Search Results for: Wikileaks
Guess this thing is really happening: Behold, the trailer for The Fifth Estate, the upcoming cinematic take on Wikileaks. It’s heavy on the standing around staring at ~code~ on computer screens and also government types yelling, topped off with a blonde Benedict Cumberbatch doing a not-bad impression of Julian Assange.
Tumblr is, of course, already flooded with GIFs and screencap collages lovingly assembled by Mr. Cumberbatch’s fanatical followers. Can’t wait for the inevitable Sherlock/Wikileaks fanfic crossover: Read More
Julian Assange has filed documents that will allow the WikiLeaks founder to run for the Australian senate, clearing the way for a campaign dedicated to ”the democratic requirement of truthfulness from government, according to Read More
It was really just a matter of time before Julian Assange’s tumultuous life hit the silver screen. Well guess what: Filming commenced today on The Fifth Estate, Dreamworks’ Wikileaks movie scheduled to appear in theaters November 15.
My goodness, you can already see the gleam of Oscar gold in their eyes. Read More
Documents released under the Freedom of Information Act have revealed that the United States considers WikiLeaks founder Julian Assange an enemy of the state. Soldiers who contact Mr. Assange or WikiLeaks could be charged with communicating with an enemy. Members of the military found guilty of such communication could be sentenced to death in a military court of law.

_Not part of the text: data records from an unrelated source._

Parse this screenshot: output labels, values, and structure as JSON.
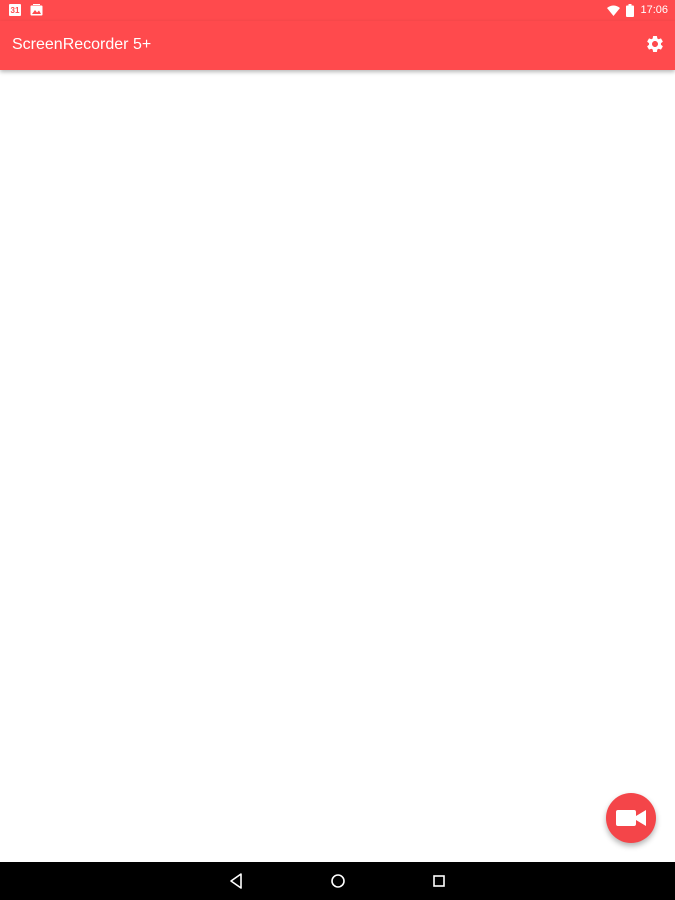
{
  "status_bar": {
    "time": "17:06",
    "calendar_day": "31",
    "icons": [
      "calendar-icon",
      "gallery-notification-icon",
      "wifi-icon",
      "battery-icon"
    ]
  },
  "app_bar": {
    "title": "ScreenRecorder 5+",
    "settings_icon": "gear-icon"
  },
  "fab": {
    "icon": "videocam-icon"
  },
  "nav_bar": {
    "buttons": [
      "back-icon",
      "home-icon",
      "recents-icon"
    ]
  },
  "colors": {
    "primary": "#ff4a4d",
    "fab": "#f44549",
    "background": "#ffffff",
    "nav_bar": "#000000"
  }
}
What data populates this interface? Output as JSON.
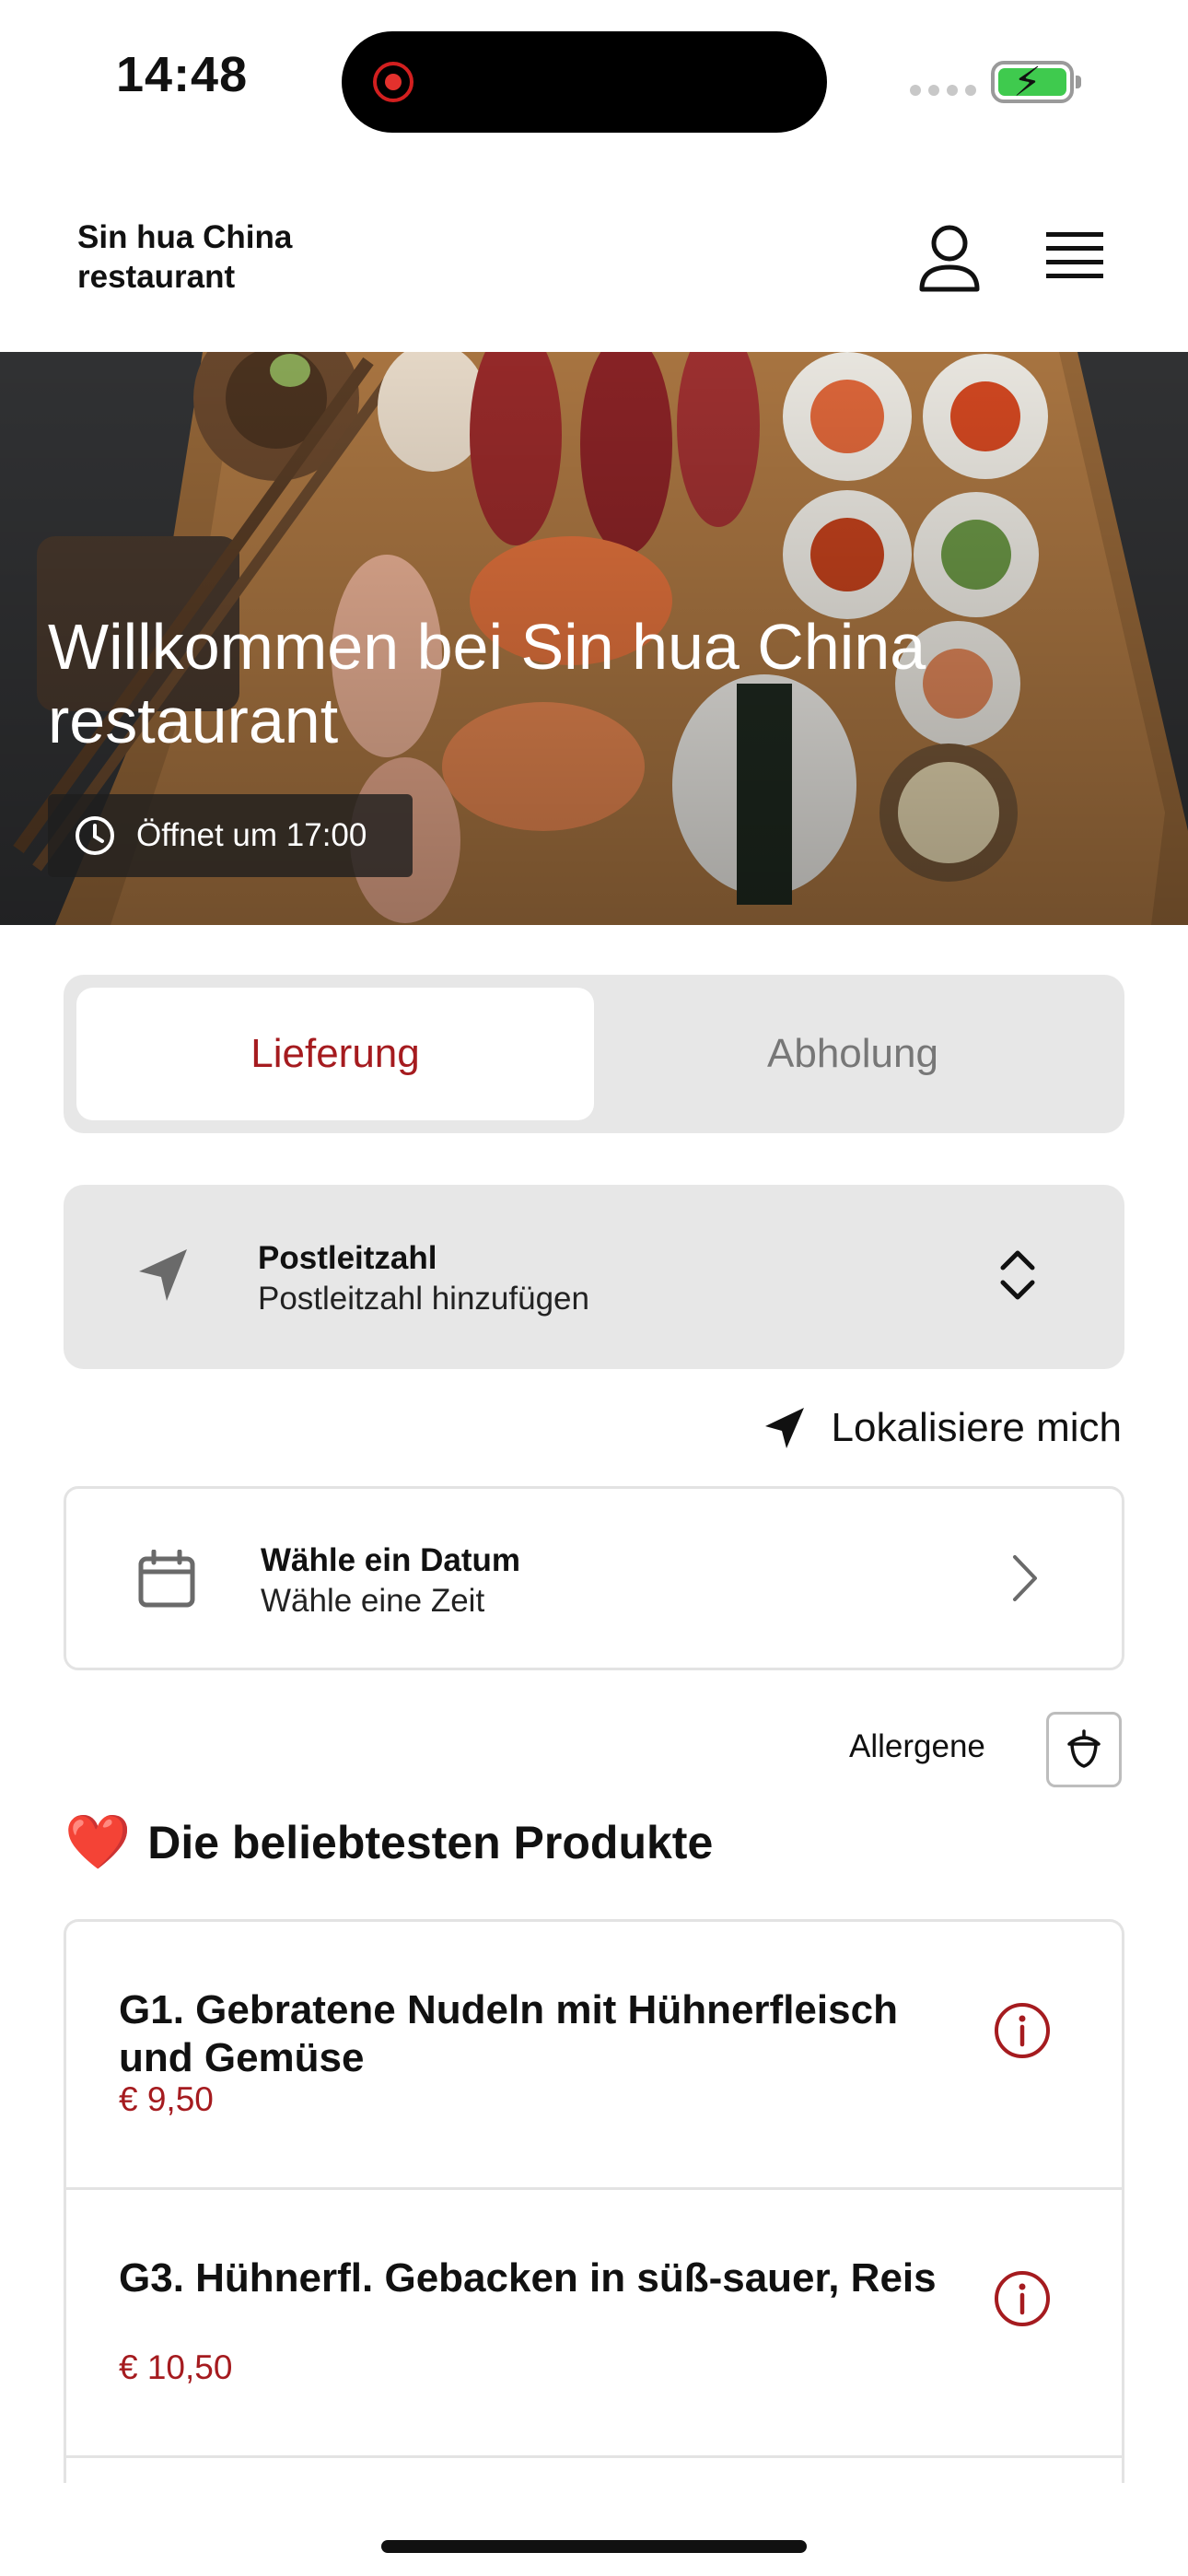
{
  "status_bar": {
    "time": "14:48"
  },
  "header": {
    "brand_name": "Sin hua China restaurant",
    "user_icon": "user-icon",
    "menu_icon": "hamburger-menu-icon"
  },
  "hero": {
    "title": "Willkommen bei Sin hua China restaurant",
    "opening_badge": "Öffnet um 17:00"
  },
  "order_mode": {
    "tabs": [
      {
        "label": "Lieferung",
        "selected": true
      },
      {
        "label": "Abholung",
        "selected": false
      }
    ],
    "accent_color": "#a51b1f"
  },
  "postcode": {
    "label": "Postleitzahl",
    "placeholder": "Postleitzahl hinzufügen"
  },
  "locate": {
    "label": "Lokalisiere mich"
  },
  "schedule": {
    "date_label": "Wähle ein Datum",
    "time_label": "Wähle eine Zeit"
  },
  "allergens": {
    "label": "Allergene"
  },
  "popular": {
    "title": "Die beliebtesten Produkte",
    "emoji": "❤️",
    "products": [
      {
        "name": "G1. Gebratene Nudeln mit Hühnerfleisch und Gemüse",
        "price": "€ 9,50"
      },
      {
        "name": "G3. Hühnerfl. Gebacken in süß-sauer, Reis",
        "price": "€ 10,50"
      }
    ]
  }
}
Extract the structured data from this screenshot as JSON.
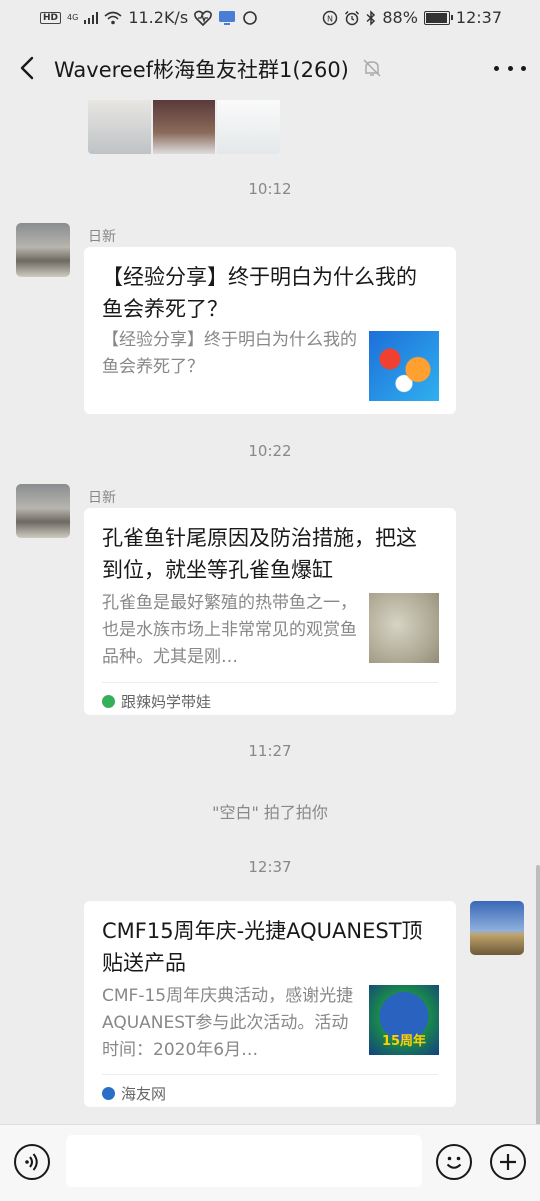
{
  "status": {
    "network": "4G",
    "speed": "11.2K/s",
    "battery": "88%",
    "battery_level": 0.88,
    "time": "12:37"
  },
  "header": {
    "title": "Wavereef彬海鱼友社群1(260)"
  },
  "messages": {
    "time1": "10:12",
    "msg1": {
      "sender": "日新",
      "title": "【经验分享】终于明白为什么我的鱼会养死了？",
      "desc": "【经验分享】终于明白为什么我的鱼会养死了？"
    },
    "time2": "10:22",
    "msg2": {
      "sender": "日新",
      "title": "孔雀鱼针尾原因及防治措施，把这到位，就坐等孔雀鱼爆缸",
      "desc": "孔雀鱼是最好繁殖的热带鱼之一，也是水族市场上非常常见的观赏鱼品种。尤其是刚…",
      "source": "跟辣妈学带娃"
    },
    "time3": "11:27",
    "system": "\"空白\" 拍了拍你",
    "time4": "12:37",
    "msg3": {
      "title": "CMF15周年庆-光捷AQUANEST顶贴送产品",
      "desc": "CMF-15周年庆典活动，感谢光捷AQUANEST参与此次活动。活动时间：2020年6月…",
      "thumb_text": "15周年",
      "source": "海友网"
    }
  },
  "input": {
    "value": ""
  },
  "colors": {
    "background": "#ededed",
    "card": "#ffffff",
    "muted_text": "#888888"
  }
}
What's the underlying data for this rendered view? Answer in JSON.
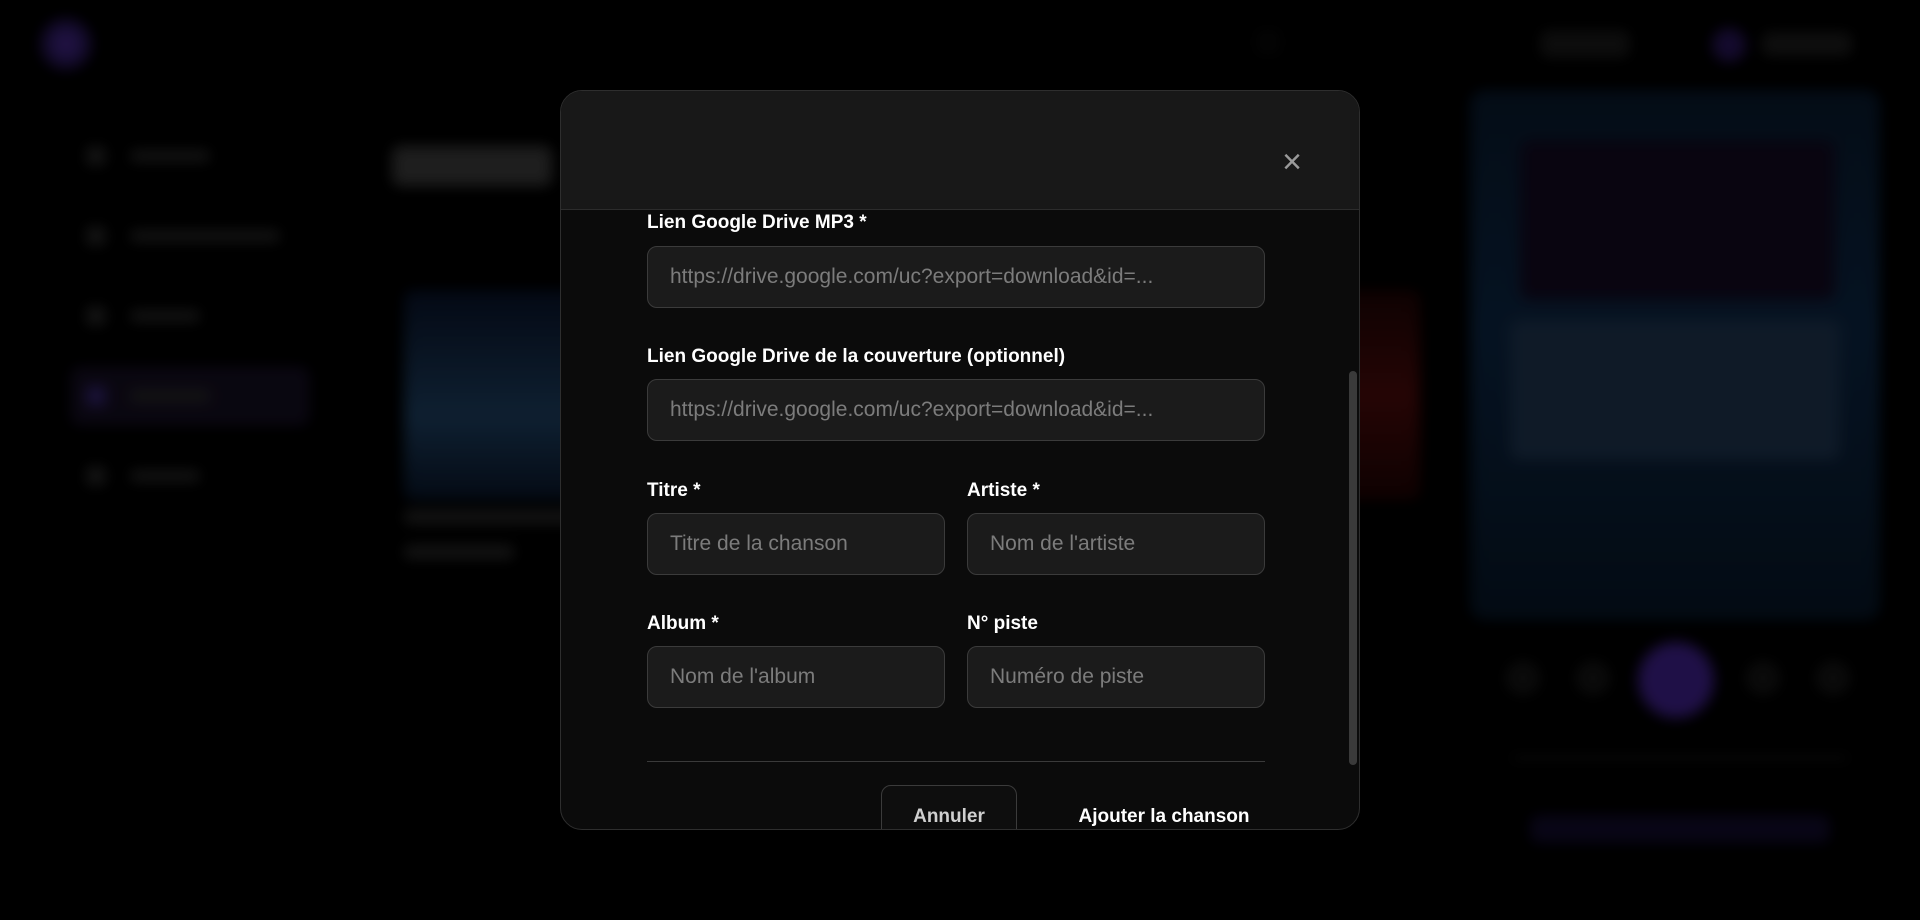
{
  "background": {
    "accent_color": "#5a2fc8",
    "sidebar_item_count": 5,
    "active_sidebar_index": 3
  },
  "modal": {
    "close_icon": "×",
    "fields": {
      "mp3_link": {
        "label": "Lien Google Drive MP3 *",
        "placeholder": "https://drive.google.com/uc?export=download&id=...",
        "value": ""
      },
      "cover_link": {
        "label": "Lien Google Drive de la couverture (optionnel)",
        "placeholder": "https://drive.google.com/uc?export=download&id=...",
        "value": ""
      },
      "title": {
        "label": "Titre *",
        "placeholder": "Titre de la chanson",
        "value": ""
      },
      "artist": {
        "label": "Artiste *",
        "placeholder": "Nom de l'artiste",
        "value": ""
      },
      "album": {
        "label": "Album *",
        "placeholder": "Nom de l'album",
        "value": ""
      },
      "track_number": {
        "label": "N° piste",
        "placeholder": "Numéro de piste",
        "value": ""
      }
    },
    "buttons": {
      "cancel": "Annuler",
      "submit": "Ajouter la chanson"
    }
  }
}
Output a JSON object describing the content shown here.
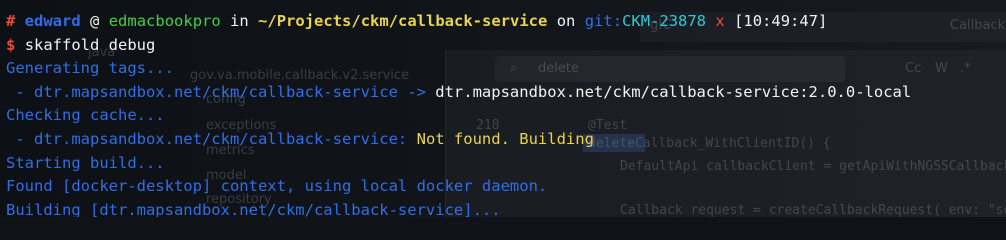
{
  "prompt": {
    "user": "edward",
    "at": "@",
    "host": "edmacbookpro",
    "in": "in",
    "path": "~/Projects/ckm/callback-service",
    "on": "on",
    "git_prefix": "git:",
    "branch": "CKM-23878",
    "dirty_mark": "x",
    "time": "[10:49:47]"
  },
  "command": {
    "symbol": "$",
    "text": "skaffold debug"
  },
  "output": {
    "l1": "Generating tags...",
    "l2_image": " - dtr.mapsandbox.net/ckm/callback-service -> ",
    "l2_tag": "dtr.mapsandbox.net/ckm/callback-service:2.0.0-local",
    "l3": "Checking cache...",
    "l4_image": " - dtr.mapsandbox.net/ckm/callback-service: ",
    "l4_status": "Not found. Building",
    "l5": "Starting build...",
    "l6": "Found [docker-desktop] context, using local docker daemon.",
    "l7": "Building [dtr.mapsandbox.net/ckm/callback-service]..."
  },
  "background_ide": {
    "tree": [
      "java",
      "gov.va.mobile.callback.v2.service",
      "config",
      "exceptions",
      "metrics",
      "model",
      "repository"
    ],
    "search_query": "delete",
    "search_options": [
      "Cc",
      "W",
      ".*"
    ],
    "tab_label": "CallbackS",
    "tab_left_fragment": "gIC",
    "line_number": "218",
    "annotation": "@Test",
    "method": "deleteCallback_WithClientID() {",
    "code1": "DefaultApi callbackClient = getApiWithNGSSCallback",
    "code2": "Callback request = createCallbackRequest( env: \"sq\""
  },
  "colors": {
    "background": "#0f1216",
    "green": "#3fd23f",
    "yellow": "#e8d44d",
    "blue": "#2f6ee8",
    "cyan": "#2fc9d6",
    "red": "#f0483a",
    "white": "#f2f2f2"
  }
}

Technically, this status puts Mr. Assange and his site on the same legal footing as the Taliban.
As Australia’s National Times reports, the government’s view of the whistle-blowing organization and its founder was revealed in documents regarding an investigation into an Air Force officer’s actions while stationed overseas: Read More
With an ill-advised tweet posted Wednesday, WikiLeaks may have won the tacky self-interest sweepstakes. The tweet, which was quickly deleted, suggested a deadly attack aimed at the American Embassy in Benghazi, Libya was justified by Julian Assange’s refugee status inside the Ecuadorian embassy in London.
Early this morning, a pro-WikiLeaks op-ed purporting to be penned by former New York Times executive editor Bill Keller cropped up online. It was a stunningly convincing piece of web fraud, its design practically identical to the New York Times‘s own homepage, with every link leading to an actual Times article or section. The only hint that it wasn’t real was the URL: instead of showing as nytimes.com/pages/opinion, it read “opinion-nytimes.com.” It’s a tiny difference, but a monumentally important one.
The article itself, which staunchly defends WikiLeaks and the importance of qualifying it under the First Amendment, is certainly stylistically similar to the real writings of Mr. Keller. Some of the wording is rather clunky, but that seems to lend the piece the impression that its message was so dire that it was written in an emotional hurry. The faux article tries so hard to be convincing that it even borrows wording from an email Mr. Keller wrote recently to GigaOm about WikiLeaks. Read More
WikiLeaks founder Julian Assange really doesn’t want to be extradited to Sweden for allegations of sex offenses, where he may be handed over to U.S. authorities. In a tweet at 2:40 p.m., @WikiLeaks said that the Australian activist “has requested political asylum and is under the protection of the Ecuadorian embassy in London.” In a followup tweet they added, “We will have more details on the Ecuadorian situation soon.”
[UPDATED] Anonymous Teams With Wikileaks To Publish Confidential Stratfor Emails in ‘The Global Intelligence Files’
Wikileaks dropped a bomb on Texas-based “global intelligence company” Stratfor late Sunday with “The Global Intelligence Files,” a dump of over 5 million hacked emails containing confidential information about Stratfor’s informers, psych ops, pay-offs and the methods they use to make the payments. Anonymous has proudly taken credit for the hack via @YourAnonNews: Read More
The Wall Street Journal introduced a Wikileaks competitor today. But the fine print makes it clear they won’t keep whistle-blowers names confidential if the law comes calling. Read More